¶29 Notice and agenda requirements are the “very heart” of the Act. In re Appeal of the Order Declaring Annexation Dated June 28, 1978, 637 P.2d 1270, 1273 (Okla. Ct. App. 1981). Because the agenda for the Committee’s meeting of November 5, 1999, gave no indication that a disclaimer or any other statement or pronouncement for textbooks would be considered by the Committee, the agenda had the effect of misleading the public as to matters to be taken up at the meeting. Thus, the vote of the Committee to require a disclaimer in certain textbooks was a willful violation of the Act, and the Committee’s action is invalid.

III. Conclusion

¶30 The exercise of governmental power is a serious responsibility. It is established in law that a governmental body may not expand its powers by its own authority. It is also established in law that a governmental body must operate with such openness that the citizenry is informed of its activities. Any activities of a public officer or public body which do not fall within those parameters are void.

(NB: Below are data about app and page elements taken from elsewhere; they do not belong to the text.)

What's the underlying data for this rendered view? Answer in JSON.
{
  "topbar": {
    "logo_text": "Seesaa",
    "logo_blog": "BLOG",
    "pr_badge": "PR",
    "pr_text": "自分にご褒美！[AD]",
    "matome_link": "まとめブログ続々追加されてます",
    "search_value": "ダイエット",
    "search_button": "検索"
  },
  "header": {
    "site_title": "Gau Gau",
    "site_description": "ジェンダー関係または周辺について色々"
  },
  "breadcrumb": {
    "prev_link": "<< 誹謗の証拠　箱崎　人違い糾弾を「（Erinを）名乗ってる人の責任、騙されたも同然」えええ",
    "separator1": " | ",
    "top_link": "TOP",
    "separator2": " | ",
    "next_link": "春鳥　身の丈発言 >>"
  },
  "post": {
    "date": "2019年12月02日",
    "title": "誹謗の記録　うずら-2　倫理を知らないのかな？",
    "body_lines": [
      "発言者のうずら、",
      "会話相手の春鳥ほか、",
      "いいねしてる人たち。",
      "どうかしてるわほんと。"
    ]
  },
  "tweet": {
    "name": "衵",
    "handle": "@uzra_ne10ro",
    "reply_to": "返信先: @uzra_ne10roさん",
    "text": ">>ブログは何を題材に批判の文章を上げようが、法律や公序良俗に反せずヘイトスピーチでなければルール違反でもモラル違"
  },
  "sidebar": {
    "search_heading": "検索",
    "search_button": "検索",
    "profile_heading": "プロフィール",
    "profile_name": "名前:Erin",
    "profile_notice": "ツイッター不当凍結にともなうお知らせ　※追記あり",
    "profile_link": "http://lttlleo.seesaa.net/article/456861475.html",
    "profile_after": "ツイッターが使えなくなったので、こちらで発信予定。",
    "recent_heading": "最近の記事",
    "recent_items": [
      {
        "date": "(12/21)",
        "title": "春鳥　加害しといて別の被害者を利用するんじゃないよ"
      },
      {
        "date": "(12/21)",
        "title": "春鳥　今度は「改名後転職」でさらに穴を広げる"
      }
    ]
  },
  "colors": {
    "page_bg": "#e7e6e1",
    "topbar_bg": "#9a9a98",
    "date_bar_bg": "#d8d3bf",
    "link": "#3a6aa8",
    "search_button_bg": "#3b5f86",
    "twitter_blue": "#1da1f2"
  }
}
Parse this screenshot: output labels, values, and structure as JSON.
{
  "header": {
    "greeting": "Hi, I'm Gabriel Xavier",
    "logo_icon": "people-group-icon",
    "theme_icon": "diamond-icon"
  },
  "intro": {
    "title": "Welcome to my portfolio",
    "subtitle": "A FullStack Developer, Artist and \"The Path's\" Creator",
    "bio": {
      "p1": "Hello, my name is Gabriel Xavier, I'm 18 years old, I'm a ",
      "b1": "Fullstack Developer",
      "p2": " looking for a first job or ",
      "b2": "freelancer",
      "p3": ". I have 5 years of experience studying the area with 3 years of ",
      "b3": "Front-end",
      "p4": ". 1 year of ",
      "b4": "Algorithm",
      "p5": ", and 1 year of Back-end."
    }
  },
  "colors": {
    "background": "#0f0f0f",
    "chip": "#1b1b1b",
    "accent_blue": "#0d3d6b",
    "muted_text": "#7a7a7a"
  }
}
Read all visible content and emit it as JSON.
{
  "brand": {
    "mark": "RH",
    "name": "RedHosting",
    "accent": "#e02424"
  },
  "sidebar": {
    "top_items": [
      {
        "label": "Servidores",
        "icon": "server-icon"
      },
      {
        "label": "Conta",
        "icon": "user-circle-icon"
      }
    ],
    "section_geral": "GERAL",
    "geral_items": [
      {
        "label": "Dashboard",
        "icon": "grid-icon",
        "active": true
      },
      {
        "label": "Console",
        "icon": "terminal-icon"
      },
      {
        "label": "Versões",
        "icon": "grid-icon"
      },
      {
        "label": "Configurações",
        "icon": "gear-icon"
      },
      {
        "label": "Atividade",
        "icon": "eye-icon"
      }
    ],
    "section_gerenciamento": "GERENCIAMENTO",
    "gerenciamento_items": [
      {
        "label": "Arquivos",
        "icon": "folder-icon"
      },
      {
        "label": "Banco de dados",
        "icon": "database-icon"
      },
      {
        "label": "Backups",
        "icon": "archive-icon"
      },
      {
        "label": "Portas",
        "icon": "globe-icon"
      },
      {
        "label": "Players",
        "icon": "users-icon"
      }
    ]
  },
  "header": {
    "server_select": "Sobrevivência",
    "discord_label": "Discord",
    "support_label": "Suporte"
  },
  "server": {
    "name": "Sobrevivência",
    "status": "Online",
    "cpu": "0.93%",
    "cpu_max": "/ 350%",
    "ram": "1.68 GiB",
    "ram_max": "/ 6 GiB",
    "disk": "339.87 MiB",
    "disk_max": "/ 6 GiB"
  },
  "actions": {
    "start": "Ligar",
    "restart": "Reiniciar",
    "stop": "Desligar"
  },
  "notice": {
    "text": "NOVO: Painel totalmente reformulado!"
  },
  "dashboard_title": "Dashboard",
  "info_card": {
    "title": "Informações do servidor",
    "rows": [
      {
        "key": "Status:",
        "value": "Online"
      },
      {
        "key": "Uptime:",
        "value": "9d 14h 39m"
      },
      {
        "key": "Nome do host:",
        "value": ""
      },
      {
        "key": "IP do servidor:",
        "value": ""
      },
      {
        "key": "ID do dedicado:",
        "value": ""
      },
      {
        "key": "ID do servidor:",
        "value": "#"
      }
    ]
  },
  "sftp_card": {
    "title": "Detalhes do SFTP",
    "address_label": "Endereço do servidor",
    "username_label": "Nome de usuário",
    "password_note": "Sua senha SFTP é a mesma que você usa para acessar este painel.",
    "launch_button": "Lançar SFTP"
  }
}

¶31 It is, therefore, the official Opinion of the Attorney General that:
The Oklahoma State Textbook Committee lacks authority, either express, necessary, or fairly implied, under the Oklahoma Constitution, article XIII, section 6, and the Oklahoma Statutes, 70 O.S. 1991 and Supp. 1999, §§ 16-101 through 16-124, to require that a statement or pronouncement specified by the Committee be added to or placed in textbooks as a condition for their adoption for use in Oklahoma public schools.
The agenda for the November 5, 1999, meeting of the Oklahoma State Textbook Committee failed to provide as a matter of law sufficient notice to the public as required under the Open Meeting Act, 25 O.S. 1991 and Supp. 1999, §§ 301 through 314, to allow the Committee to lawfully consider or vote upon the requirement of a disclaimer to be added to or placed in textbooks by publishers. Any vote to require such a disclaimer under the November 5, 1999, agenda was a willful violation of the Open Meeting Act and therefore invalid.



1 The State Superintendent of Public Instruction or a designated member of the staff shall serve as Secretary of the Committee and vote only when there is a tie vote in the membership of the Committee. See 70 O.S. Supp. 1999, § 16-101.

2 The text of the disclaimer was obtained from a transcript of the November 5, 1999, meeting. Due to some procedural confusion, it is not entirely clear which books are to contain the disclaimer and how it is to be added, i. e. by gluing in, printing in text, inserting by flyer, etc.

3 The Act also provides for criminal penalties in 25 O.S. 1991, § 314, making a willful violation a misdemeanor punishable by a fine not exceeding $500.00 or imprisonment in the county jail for a period not exceeding one year or by both fine and imprisonment.